If this is the case, insert the following before the opening paragraph of the article:

{{wrongtitle|title=Correct Title}}

This will produce the text:

The title of this article is incorrect due to technical limitations. The correct title is Correct Title.

For a list of articles that are subject to these limitations, see Special:Whatlinkshere/Template:Wrongtitle.

Lower case first letter[edit]

The English language encyclopedia is set not to accept a lower case character as the first letter of a page title.

For example, the article on nothingkat is found at Nothingkat.

(Note: This is due to the present lack of infrastructure for case-insensitive title matching with sane case-preserving semantics in the MediaWiki software. The first letter of any link is forced to be upper case in order to allow links to work naturally both at the beginning of a sentence and in the middle. In the future, there may be a way added to make the initial letter appear lower case without breaking hundreds of thousands of links on the wiki or creating new avenues of abuse; however, there is currently not a way to do this.)

Excluded characters[edit]

Characters not allowed at all in page titles[edit]

The following characters are not allowed in page titles:

# + < > [ ] | { }

and the character codes 0 through 31 and 127.

Forward slash[edit]

The following character (forward slash) is allowed, but it is impossible to link if it is the first character of the title:


Question mark[edit]

Special attention should also be paid to the use of the question mark (?).

A page like Apple? or Orange can be created as usual by following the link. However, when typed into the address bar of a browser, everything following the question mark will be cut off. For example, typing in

will direct you to apple. Instead, use

This is a consequence of web server software treating everything after a ? as a query string. While it would be possible to glue the URL back together this would cause issues with URLs like which is equivalent to

Spaces and underscores[edit]

Leading and trailing spaces and/or underscores (_) are stripped, multiple spaces and/or underscores are squashed together to a single underscore, and page names consisting of only spaces and/or underscores are not allowed at all.


Pages named . or .. and page names starting with ./ or ../ are not allowed at all.


A percent followed by two hexadecimal digits is treated as an escape character, and not really allowed (%40 results in @). Attempting to escape the percent (using %25) does not work, since it (probably due to a bug) is unescaped twice (%2540 also results in @). Attempting to triple-escape (%252540) gives a "bad title" error.

If the two characters following the percent do not form a valid pair of hexadecimal digits, it works as expected. A possible workaround would be to use non-ascii characters that look the same as the ones required however this may create issues with older browsers.

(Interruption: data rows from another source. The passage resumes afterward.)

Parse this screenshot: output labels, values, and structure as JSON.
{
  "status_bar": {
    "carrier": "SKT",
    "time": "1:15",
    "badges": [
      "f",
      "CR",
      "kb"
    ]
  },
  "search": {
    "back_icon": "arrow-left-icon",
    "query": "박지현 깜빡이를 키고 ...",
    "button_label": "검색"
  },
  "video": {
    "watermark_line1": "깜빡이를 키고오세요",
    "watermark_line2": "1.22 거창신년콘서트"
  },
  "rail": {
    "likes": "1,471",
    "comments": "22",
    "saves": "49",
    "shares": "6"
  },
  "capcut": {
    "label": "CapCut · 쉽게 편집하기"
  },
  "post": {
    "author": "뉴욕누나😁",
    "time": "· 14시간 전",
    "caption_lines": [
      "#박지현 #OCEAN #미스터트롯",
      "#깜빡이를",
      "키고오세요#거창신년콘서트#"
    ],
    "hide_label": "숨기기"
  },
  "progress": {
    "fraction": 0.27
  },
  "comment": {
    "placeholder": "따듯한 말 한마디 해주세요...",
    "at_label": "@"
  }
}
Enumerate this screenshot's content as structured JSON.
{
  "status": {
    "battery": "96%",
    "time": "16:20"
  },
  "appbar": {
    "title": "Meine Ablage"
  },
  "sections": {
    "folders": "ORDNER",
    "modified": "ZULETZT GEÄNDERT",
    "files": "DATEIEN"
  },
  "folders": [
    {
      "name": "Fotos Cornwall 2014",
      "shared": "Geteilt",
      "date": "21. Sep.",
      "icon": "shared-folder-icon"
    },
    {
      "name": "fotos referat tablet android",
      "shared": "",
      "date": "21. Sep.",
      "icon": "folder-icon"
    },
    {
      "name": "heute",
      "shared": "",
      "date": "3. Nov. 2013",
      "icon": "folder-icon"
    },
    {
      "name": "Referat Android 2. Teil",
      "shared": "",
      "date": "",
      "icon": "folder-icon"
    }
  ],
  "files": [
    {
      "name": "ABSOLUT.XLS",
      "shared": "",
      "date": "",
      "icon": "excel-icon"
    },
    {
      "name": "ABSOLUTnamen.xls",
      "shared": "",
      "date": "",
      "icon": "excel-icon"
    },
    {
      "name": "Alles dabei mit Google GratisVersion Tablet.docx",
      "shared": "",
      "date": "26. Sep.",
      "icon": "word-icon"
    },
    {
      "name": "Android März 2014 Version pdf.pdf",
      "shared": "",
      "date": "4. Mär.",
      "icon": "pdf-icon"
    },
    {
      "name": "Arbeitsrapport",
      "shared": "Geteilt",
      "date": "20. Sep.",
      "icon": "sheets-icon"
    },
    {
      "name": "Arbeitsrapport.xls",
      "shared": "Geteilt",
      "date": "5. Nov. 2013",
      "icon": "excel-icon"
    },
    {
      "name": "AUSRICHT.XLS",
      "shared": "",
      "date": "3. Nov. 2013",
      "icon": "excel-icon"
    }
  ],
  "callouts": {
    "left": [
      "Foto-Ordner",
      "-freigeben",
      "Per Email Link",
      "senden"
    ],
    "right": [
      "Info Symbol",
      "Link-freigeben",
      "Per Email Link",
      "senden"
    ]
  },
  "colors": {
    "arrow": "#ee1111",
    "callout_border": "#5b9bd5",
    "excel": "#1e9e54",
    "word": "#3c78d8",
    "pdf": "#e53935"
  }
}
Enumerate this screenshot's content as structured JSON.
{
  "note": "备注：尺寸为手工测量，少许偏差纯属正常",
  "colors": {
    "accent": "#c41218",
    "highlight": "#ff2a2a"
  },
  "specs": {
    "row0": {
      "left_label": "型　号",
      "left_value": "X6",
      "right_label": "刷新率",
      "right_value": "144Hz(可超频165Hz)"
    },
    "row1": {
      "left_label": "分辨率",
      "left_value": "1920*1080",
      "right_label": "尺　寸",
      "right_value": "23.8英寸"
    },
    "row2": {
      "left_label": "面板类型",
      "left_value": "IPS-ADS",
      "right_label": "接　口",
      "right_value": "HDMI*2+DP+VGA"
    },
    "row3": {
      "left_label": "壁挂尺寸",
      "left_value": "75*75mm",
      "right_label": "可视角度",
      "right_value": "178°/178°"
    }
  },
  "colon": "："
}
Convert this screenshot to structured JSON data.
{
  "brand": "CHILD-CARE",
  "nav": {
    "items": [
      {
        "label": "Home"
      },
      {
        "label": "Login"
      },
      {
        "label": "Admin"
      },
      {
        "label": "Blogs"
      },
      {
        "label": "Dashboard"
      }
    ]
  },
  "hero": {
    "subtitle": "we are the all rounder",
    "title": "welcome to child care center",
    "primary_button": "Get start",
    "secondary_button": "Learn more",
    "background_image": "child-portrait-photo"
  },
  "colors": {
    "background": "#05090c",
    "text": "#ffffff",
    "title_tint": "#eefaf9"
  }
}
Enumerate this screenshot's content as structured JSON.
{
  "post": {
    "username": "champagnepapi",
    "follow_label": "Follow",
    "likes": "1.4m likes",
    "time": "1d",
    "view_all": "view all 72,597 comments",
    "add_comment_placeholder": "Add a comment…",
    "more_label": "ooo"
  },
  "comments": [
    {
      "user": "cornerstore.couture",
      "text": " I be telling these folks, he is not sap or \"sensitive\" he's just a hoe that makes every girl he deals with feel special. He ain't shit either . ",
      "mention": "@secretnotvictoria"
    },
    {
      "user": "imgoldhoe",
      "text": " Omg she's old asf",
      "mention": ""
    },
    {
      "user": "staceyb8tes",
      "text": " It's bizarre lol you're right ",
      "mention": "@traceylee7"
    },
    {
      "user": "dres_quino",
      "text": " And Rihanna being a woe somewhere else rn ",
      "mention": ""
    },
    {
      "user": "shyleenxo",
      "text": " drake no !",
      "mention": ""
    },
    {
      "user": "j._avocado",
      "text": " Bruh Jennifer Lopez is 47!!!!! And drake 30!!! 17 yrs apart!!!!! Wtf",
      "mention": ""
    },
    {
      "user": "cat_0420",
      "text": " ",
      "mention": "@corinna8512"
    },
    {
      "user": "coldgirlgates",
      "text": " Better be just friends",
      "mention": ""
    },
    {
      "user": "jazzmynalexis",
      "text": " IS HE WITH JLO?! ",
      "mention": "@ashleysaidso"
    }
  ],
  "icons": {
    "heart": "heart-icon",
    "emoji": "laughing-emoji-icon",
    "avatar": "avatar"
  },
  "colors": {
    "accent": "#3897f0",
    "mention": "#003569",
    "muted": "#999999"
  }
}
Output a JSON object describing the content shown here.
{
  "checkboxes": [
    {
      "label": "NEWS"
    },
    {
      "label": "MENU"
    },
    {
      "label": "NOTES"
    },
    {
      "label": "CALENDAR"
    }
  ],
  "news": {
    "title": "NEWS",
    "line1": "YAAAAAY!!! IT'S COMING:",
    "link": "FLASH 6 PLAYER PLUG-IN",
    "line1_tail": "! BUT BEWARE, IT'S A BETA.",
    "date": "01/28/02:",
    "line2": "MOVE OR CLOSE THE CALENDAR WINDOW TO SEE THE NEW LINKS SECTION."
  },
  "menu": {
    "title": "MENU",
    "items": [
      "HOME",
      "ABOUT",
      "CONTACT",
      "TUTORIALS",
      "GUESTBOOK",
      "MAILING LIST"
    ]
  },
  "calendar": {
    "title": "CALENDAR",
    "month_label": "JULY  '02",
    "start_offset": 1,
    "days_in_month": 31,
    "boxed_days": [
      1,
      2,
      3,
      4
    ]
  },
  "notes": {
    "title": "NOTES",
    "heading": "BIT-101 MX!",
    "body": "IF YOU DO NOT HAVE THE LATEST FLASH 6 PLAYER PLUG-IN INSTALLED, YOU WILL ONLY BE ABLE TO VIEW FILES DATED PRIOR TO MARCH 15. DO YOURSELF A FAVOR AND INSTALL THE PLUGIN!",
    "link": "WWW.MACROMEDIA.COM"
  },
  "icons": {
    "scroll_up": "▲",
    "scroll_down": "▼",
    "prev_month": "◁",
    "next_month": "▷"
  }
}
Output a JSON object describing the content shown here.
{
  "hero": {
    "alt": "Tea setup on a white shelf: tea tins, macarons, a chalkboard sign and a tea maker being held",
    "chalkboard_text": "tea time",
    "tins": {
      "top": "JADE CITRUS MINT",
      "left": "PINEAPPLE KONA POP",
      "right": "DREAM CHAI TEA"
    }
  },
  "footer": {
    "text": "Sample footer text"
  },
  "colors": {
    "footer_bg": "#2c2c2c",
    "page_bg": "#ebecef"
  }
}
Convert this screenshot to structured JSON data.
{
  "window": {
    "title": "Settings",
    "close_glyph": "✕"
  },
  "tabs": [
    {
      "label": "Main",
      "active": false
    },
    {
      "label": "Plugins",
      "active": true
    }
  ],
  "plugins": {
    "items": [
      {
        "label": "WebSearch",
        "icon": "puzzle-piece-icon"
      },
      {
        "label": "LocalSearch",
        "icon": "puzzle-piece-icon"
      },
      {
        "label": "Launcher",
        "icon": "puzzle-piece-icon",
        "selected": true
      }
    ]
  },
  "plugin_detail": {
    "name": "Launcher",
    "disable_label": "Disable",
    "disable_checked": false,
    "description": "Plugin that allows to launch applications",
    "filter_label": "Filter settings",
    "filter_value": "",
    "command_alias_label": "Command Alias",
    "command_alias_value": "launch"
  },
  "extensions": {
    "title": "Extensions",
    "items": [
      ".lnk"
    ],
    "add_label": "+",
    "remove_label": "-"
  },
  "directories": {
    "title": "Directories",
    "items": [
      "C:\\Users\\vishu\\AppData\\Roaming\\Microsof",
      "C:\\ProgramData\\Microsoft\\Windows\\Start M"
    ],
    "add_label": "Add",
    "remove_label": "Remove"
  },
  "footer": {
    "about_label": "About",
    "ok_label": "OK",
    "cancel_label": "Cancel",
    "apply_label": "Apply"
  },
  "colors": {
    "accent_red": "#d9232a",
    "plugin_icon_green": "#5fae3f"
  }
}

(Note: there are some pages on the database with invalid percent escapes on the title. They mostly show up on categories, and can only be fixed by a developer renaming them directly on the database.)


Articles whose names coincide with namespaces are problematic.